‘What Exactly Is the Crime?’ Paula Findlen Talks About the Life of Galileo

galileo

During his lifetime, Galileo Galilei was known for inventing the telescope. But it was his other scientific discoveries, specifically his scientific evidence in favor of a heliocentric view of the cosmos, that got him into trouble.

Despite what many think, it was not Galileo who first proposed the heliocentric view of the solar system, according to Stanford University professor and award-winning historian Paula Findlen. Galileo simply used his telescope to prove fellow astronomer Nicolaus Copernicus’s new calculations of the cosmos.

Findlen gave a lecture at Boston College Wednesday night about her work regarding the life of Galileo. Findlen’s research centers on history, science, and the formation of early museums. The lecture, which was part of the Lowell Humanities Series, focused primarily on the nine years after the infamous trial of Galileo.

In June 1633, Galileo was put on trial before the Roman Inquisition, an arm of the Catholic Church. He was suspected of heresy and charged with acting against theological teachings for releasing his findings that the sun, rather than the earth, is the center of the solar system and that the earth itself spins on an axis.

The lecture began with a brief explanation of Galileo’s scientific contributions and the situation surrounding the trial itself. In Findlen’s experience, the story of Galileo is one of a misunderstood mystery.

“We know who did it,” Findlen said. “The question is what exactly is the crime?”

In Galileo’s time, the Catholic Church held significant power in the various states of Italy, and his discoveries posed a threat to traditional theology, which taught that the earth God created was the center of the universe.

What is of greatest interest to Findlen, however, was not the sensational trial in which Galileo was condemned, but rather how he lived after the trial. Findlen presented evidence to suggest that Galileo’s life did not revolve around tragedy, nor did it revolve around his scientific discoveries.


“We see a man who believes strongly in the path to knowledge that absolutely had to be explored.”


In his post-trial life, the network of acquaintances Galileo had developed became crucial. Residing predominantly in Venice, France, and Protestant strongholds in Eastern Europe, Galileo’s friends and former students worked to restore his reputation throughout Italy. Eventually, they facilitated the publication of several of his works, despite Vatican ordered prohibitions.

The French in particular worked to confirm and expand Galileo’s astronomical discoveries.

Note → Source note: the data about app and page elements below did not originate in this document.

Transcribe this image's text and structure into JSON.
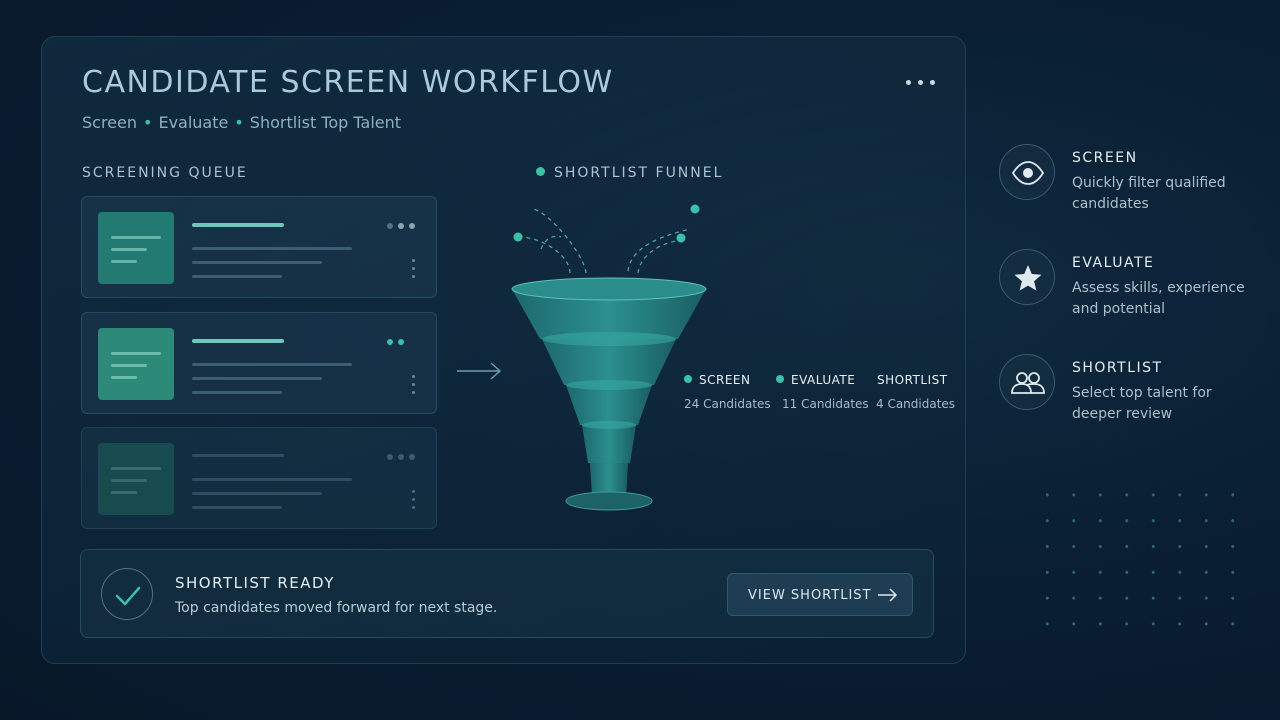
{
  "header": {
    "title": "CANDIDATE SCREEN WORKFLOW",
    "subtitle_parts": [
      "Screen",
      "Evaluate",
      "Shortlist Top Talent"
    ]
  },
  "queue": {
    "label": "SCREENING QUEUE"
  },
  "funnel": {
    "label": "SHORTLIST FUNNEL",
    "stages": [
      {
        "name": "SCREEN",
        "count": "24 Candidates"
      },
      {
        "name": "EVALUATE",
        "count": "11 Candidates"
      },
      {
        "name": "SHORTLIST",
        "count": "4 Candidates"
      }
    ]
  },
  "ready": {
    "title": "SHORTLIST READY",
    "description": "Top candidates moved forward for next stage.",
    "button_label": "VIEW SHORTLIST"
  },
  "features": [
    {
      "title": "SCREEN",
      "description": "Quickly filter qualified candidates",
      "icon": "eye-icon"
    },
    {
      "title": "EVALUATE",
      "description": "Assess skills, experience and potential",
      "icon": "star-icon"
    },
    {
      "title": "SHORTLIST",
      "description": "Select top talent for deeper review",
      "icon": "people-icon"
    }
  ],
  "colors": {
    "accent": "#3cc0a9",
    "background": "#0a1f33",
    "panel_border": "#1f3f55"
  }
}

They became a lifeline, connecting Galileo’s radical findings with the ideologies of the rest of Europe, which were more hospitable to progressive science than Catholicism. Galileo’s supporters in France later became the driving force behind the publication of Dialogue Concerning the Two Chief World Systems and Letter to the Grand Duchess Christina.

Letters of correspondence between Galileo and his friends in Venice, where he had taught at university for nearly 20 years, were central to Findlen’s research. They showed a continuation of support of Galileo’s scientific discoveries in spite of the Church’s hostility. For Findlen, these letters are a show of defiance from both Galileo and those loyal to him in the aftermath of the inquisition.

Support for Galileo even continued in Rome, where academics focused mostly on his work in math and physics, which were still permissible in the eyes of the Church. Findlen’s work shows that Galileo was far from a quiet decline in the face of misfortune. He had an “unquiet mind” and a support system that was just as eager for knowledge.

Findlen described the true dilemma for Galileo not as a struggle between the Church and himself, but rather between his faith and his scientific mind. He wanted science and religion to be able to coexist.

Findlen ended her lecture by discussing the almost sanctified way Galileo is portrayed in art and modern society. Galileo is revered as one of the brightest scientific minds in history, yet what Findlen was most struck by about this man was his optimism. Even in his last days before the trial, he didn’t fear punishment.

“We see a man who believes strongly in the path to knowledge that absolutely had to be explored,” she said.

Featured Image by Kaitlin Meeks / Heights Staff